An NGO has accused the Syrian regime of killing thousands of civilians in "indiscriminate" airstrikes. Human Rights Watch has issued its lates report as the Syrian civil war enters its third year.
Some 4,300 Syrian civilians have been killed in air force bombings since July, according to a report published Thursday by the New York-based group. It claims that military fighter jets and helicopters have targeted areas under the control of opposition groups, who have want to oust Syrian President Bashar al-Assad.
Human Rights Watch accused al-Assad's forces of "serious violations of international humanitarian law."
"The Syrian Air Force appears to have carried out indiscriminate air strikes with knowledge of their indiscriminate effect," the New York-based group said.
According to its report, al-Assad's forces were guilty of carrying out strikes against opposition fighters where there was a risk of harming the civilian population.
They had also targeted known civilian hubs, such as bakeries and hospitals.
The watch group based its death toll figures on interviews - conducted in Syria in late 2012 - with witnesses from areas, such as Aleppo, Idlib, Homs and Damascus, where much of the fighting has occurred. The investigators also experienced these "deliberate" airstrikes firsthand during visits to Syria, according to the report.

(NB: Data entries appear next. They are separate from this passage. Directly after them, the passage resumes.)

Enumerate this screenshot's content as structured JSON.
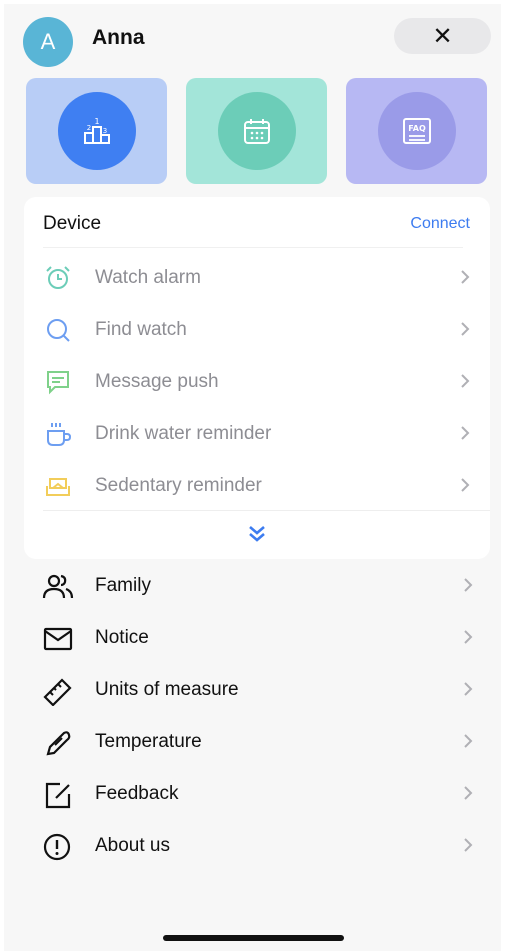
{
  "header": {
    "avatar_letter": "A",
    "username": "Anna",
    "close_symbol": "✕"
  },
  "tiles": [
    {
      "icon": "podium-ranking-icon",
      "color": "#3f7ff2"
    },
    {
      "icon": "calendar-icon",
      "color": "#6ccdb8"
    },
    {
      "icon": "faq-icon",
      "color": "#9a9be8"
    }
  ],
  "device": {
    "title": "Device",
    "action": "Connect",
    "items": [
      {
        "label": "Watch alarm",
        "icon": "alarm-clock-icon"
      },
      {
        "label": "Find watch",
        "icon": "search-icon"
      },
      {
        "label": "Message push",
        "icon": "message-icon"
      },
      {
        "label": "Drink water reminder",
        "icon": "cup-icon"
      },
      {
        "label": "Sedentary reminder",
        "icon": "seat-icon"
      }
    ],
    "expand_icon": "double-chevron-down-icon"
  },
  "settings": [
    {
      "label": "Family",
      "icon": "family-icon"
    },
    {
      "label": "Notice",
      "icon": "envelope-icon"
    },
    {
      "label": "Units of measure",
      "icon": "ruler-icon"
    },
    {
      "label": "Temperature",
      "icon": "feather-pen-icon"
    },
    {
      "label": "Feedback",
      "icon": "edit-icon"
    },
    {
      "label": "About us",
      "icon": "info-exclamation-icon"
    }
  ]
}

The report released Thursday coincided with a G8 summit in London, during which the Syrian opposition appealed to world leaders for weapons. The US and EU are currently providing them non-lethal assistance.
The Syrian civil war has claimed over 70,000 lives since fighting began and has caused more than 1 million civilians to flee into neighboring Turkey, Lebanon and Jordan, according to the United Nations.
kms/rg (AP, AFP)